Khatharya Um

Khatharya Um headshotKhatharya Um is Associate Professor in the Department of Ethnic Studies. Professor Um is an internationally acclaimed scholar and advocate whose groundbreaking research illuminates the global impacts of war, genocide and refugee experiences, with a particular focus on war and genocide in Southeast Asia and its effects on Southeast Asian communities in the U.S.  She built Berkeley’s Southeast Asian American Studies program and has contributed substantially to the growth of this field nationwide, expanding it beyond the important concerns of Vietnamese populations to be fully inclusive of Laos, Cambodia, and other countries of the region.  Her courses on Southeast Asian Americans made our campus the first to offer courses on the relational and comparative histories, cultures, and communities of these groups. She is also a founding member of the UC system’s Critical Refugee Studies Collective, an academic and community engagement initiative on global refugee concerns that centers the voices, perspectives and leadership of refugees themselves.

Beyond the campus, Professor Um’s work has helped shape state and national policy on underserved communities, particularly for K-12 schools, and she is active in conducting teacher and staff training on issues related to Southeast Asian American students, refugee experiences, cultural and linguistic diversity, and family engagement.  At the international level, in light of rising nationalist tensions in Asia, she led a global team of scholars, researchers, and teachers, under the auspices of UNESCO, in the development of a secondary school curriculum on Southeast Asian shared histories that has been integrated into the national curricula of nine Southeast Asian countries.

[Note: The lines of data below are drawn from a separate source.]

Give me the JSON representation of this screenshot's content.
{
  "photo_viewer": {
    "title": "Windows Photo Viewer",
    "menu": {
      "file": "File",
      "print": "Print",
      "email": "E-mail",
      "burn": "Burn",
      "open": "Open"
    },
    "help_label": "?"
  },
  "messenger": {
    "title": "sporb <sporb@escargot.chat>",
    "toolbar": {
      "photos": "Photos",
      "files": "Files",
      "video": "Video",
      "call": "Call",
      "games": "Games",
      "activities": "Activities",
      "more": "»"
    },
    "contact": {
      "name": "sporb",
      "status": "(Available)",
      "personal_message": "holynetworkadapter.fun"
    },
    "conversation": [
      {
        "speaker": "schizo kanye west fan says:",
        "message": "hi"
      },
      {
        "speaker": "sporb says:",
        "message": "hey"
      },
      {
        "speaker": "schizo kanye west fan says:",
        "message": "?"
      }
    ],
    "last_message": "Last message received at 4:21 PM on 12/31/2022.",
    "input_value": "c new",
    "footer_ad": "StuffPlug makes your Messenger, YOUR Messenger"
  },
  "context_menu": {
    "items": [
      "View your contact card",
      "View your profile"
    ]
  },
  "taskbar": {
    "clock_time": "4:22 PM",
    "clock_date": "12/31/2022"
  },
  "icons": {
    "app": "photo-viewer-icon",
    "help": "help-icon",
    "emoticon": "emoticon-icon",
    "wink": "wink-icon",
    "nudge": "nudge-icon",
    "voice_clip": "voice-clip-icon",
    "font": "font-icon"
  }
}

Professor Um is a beloved teacher, mentor and role model to Berkeley students, particularly those of Southeast Asian descent. Many note that her classrooms are among the few intellectual spaces on campus where they can grapple with their full experiences and identities. As a self-described refugee-scholar herself, and as the first woman of Cambodian descent to be awarded a Ph.D. in the United States, Professor Um inspires her students to not only succeed on campus but also go on to serve their communities after graduation. She has contributed greatly to Berkeley’s intellectual mission and campus life through her leadership as Chair of Peace and Conflict Studies and as longtime Faculty Director of Berkeley’s Study Abroad Program, where she effectively increased access and participation of students of color, first-generation students, and transfer students.